» **Source data**:
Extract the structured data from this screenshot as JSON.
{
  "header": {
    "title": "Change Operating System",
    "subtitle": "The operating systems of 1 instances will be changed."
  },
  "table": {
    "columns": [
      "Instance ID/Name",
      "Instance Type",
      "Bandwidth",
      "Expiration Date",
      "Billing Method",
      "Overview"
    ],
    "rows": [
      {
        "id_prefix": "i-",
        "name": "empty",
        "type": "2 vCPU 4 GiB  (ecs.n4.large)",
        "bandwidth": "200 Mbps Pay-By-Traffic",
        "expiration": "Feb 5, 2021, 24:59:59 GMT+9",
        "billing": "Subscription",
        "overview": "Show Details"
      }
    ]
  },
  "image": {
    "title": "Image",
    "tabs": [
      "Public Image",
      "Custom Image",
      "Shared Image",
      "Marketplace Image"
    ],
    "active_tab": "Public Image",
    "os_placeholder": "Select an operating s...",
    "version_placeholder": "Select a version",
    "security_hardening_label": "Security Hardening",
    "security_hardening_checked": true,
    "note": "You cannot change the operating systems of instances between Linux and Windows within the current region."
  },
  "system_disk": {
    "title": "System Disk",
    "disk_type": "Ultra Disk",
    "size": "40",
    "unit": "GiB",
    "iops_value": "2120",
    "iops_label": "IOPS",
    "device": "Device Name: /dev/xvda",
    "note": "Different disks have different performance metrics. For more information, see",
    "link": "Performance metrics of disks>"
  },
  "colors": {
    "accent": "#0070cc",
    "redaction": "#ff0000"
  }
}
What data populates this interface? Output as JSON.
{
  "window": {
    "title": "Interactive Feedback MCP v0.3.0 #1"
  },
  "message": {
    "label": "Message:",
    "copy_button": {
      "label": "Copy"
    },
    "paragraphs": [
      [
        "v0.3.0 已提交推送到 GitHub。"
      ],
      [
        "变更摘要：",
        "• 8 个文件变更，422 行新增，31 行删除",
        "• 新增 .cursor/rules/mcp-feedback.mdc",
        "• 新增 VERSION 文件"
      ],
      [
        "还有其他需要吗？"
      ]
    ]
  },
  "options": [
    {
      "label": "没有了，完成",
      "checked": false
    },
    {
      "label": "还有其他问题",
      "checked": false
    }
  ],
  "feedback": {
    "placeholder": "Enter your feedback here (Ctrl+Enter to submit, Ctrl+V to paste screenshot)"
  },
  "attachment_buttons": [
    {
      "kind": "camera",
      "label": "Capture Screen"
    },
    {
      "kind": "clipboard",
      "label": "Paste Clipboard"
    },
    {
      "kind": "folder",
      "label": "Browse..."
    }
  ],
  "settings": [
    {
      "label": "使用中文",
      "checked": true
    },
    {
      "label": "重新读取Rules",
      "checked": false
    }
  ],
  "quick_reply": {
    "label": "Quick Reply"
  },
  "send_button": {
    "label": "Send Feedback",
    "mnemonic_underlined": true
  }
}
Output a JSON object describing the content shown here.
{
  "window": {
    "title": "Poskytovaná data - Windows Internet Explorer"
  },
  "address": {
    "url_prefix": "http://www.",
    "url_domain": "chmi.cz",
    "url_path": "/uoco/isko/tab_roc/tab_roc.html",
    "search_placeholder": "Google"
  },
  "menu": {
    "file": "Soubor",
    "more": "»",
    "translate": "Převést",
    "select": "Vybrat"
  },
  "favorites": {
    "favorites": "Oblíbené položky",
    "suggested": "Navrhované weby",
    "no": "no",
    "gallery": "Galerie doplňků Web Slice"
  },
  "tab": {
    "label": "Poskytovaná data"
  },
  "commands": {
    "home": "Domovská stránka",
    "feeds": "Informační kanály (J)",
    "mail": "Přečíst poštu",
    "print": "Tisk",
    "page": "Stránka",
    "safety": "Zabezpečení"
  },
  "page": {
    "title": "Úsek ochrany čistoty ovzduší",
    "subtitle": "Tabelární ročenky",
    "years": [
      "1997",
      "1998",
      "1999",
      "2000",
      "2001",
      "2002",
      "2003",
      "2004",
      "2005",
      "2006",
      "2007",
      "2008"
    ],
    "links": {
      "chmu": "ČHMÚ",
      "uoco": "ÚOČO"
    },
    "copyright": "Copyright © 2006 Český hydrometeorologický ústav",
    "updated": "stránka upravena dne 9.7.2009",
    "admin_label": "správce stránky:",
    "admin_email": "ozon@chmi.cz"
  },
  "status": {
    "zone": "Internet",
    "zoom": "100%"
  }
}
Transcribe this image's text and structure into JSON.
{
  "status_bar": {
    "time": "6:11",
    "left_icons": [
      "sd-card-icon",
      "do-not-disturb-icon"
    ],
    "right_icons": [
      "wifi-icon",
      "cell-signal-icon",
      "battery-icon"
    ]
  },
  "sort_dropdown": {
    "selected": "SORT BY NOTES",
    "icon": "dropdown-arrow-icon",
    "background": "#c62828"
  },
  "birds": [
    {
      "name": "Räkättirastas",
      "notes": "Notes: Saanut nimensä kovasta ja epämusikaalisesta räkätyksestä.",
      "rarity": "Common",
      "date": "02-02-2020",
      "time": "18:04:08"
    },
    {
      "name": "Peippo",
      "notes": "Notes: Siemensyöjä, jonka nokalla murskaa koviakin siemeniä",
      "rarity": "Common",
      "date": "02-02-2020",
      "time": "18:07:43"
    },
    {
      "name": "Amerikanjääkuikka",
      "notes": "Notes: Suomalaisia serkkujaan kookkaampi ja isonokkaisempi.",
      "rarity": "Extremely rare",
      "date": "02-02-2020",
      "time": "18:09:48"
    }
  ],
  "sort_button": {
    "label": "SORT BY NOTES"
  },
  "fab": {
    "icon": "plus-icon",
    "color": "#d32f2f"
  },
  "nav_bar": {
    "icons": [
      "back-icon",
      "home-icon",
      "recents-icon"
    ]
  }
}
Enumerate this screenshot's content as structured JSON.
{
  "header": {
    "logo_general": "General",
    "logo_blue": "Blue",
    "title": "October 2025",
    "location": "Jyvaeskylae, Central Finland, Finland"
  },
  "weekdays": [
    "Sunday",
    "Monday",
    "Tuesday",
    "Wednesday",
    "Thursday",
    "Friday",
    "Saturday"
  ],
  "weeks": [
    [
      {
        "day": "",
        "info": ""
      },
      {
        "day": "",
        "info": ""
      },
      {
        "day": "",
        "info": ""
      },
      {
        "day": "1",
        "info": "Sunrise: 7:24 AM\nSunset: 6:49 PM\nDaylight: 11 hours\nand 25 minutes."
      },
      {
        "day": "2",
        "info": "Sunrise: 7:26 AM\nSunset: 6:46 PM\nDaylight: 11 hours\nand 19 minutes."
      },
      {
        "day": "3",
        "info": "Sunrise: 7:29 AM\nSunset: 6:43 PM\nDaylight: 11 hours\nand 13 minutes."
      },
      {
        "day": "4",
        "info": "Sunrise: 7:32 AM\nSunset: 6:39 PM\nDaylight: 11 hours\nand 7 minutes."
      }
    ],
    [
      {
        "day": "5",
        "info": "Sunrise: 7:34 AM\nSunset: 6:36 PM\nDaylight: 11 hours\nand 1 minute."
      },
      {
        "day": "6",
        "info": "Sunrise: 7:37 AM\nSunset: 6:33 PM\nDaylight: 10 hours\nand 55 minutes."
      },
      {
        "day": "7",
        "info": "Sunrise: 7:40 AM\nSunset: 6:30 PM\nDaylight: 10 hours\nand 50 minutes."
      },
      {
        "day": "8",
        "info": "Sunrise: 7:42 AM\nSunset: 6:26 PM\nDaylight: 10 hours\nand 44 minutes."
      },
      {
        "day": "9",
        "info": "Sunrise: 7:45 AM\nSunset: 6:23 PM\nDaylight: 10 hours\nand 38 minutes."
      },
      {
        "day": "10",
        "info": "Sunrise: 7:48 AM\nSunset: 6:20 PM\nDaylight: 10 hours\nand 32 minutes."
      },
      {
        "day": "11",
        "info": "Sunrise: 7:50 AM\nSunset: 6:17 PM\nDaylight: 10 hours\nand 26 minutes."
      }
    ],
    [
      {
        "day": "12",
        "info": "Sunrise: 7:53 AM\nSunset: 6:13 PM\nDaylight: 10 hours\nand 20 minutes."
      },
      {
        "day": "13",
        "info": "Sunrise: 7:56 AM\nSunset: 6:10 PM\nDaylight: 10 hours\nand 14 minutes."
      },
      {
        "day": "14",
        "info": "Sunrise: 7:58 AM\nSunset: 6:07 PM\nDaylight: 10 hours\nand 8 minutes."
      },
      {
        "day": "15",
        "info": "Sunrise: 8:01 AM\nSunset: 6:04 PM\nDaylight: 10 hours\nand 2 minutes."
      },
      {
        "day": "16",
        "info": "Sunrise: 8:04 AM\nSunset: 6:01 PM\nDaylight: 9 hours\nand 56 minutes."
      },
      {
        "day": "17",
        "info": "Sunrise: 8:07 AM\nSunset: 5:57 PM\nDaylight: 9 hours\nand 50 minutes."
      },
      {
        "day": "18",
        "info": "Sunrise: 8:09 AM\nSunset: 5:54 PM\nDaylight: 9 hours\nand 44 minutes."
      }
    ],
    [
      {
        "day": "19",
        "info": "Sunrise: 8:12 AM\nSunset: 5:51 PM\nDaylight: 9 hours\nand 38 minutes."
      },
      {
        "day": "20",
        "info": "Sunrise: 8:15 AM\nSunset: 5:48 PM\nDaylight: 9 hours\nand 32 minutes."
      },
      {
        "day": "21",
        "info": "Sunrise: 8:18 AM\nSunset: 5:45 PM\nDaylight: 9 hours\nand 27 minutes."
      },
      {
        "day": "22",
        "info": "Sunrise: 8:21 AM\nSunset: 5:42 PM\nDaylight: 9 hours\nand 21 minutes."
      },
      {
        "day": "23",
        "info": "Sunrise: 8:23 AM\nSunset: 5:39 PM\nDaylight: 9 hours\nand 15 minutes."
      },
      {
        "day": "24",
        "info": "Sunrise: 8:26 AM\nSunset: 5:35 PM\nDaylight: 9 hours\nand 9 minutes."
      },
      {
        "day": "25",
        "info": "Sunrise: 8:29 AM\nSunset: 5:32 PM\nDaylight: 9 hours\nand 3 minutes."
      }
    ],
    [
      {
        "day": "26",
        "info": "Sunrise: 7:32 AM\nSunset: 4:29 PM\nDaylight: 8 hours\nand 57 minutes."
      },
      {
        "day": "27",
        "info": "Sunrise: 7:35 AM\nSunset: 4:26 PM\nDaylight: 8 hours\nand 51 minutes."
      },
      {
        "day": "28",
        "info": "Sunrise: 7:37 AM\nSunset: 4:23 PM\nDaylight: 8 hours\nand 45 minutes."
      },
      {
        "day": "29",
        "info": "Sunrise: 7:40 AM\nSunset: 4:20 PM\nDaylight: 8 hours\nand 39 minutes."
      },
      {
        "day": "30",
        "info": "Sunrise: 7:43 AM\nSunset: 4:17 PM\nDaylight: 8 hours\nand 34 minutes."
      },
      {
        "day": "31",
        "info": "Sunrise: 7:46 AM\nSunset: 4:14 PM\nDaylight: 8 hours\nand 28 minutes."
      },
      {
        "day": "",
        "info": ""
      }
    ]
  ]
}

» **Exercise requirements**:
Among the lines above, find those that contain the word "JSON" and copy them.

» **Solution to the problem**:
Extract the structured data from this screenshot as JSON.
What data populates this interface? Output as JSON.
Output a JSON object describing the content shown here.
Transcribe this image's text and structure into JSON.
Enumerate this screenshot's content as structured JSON.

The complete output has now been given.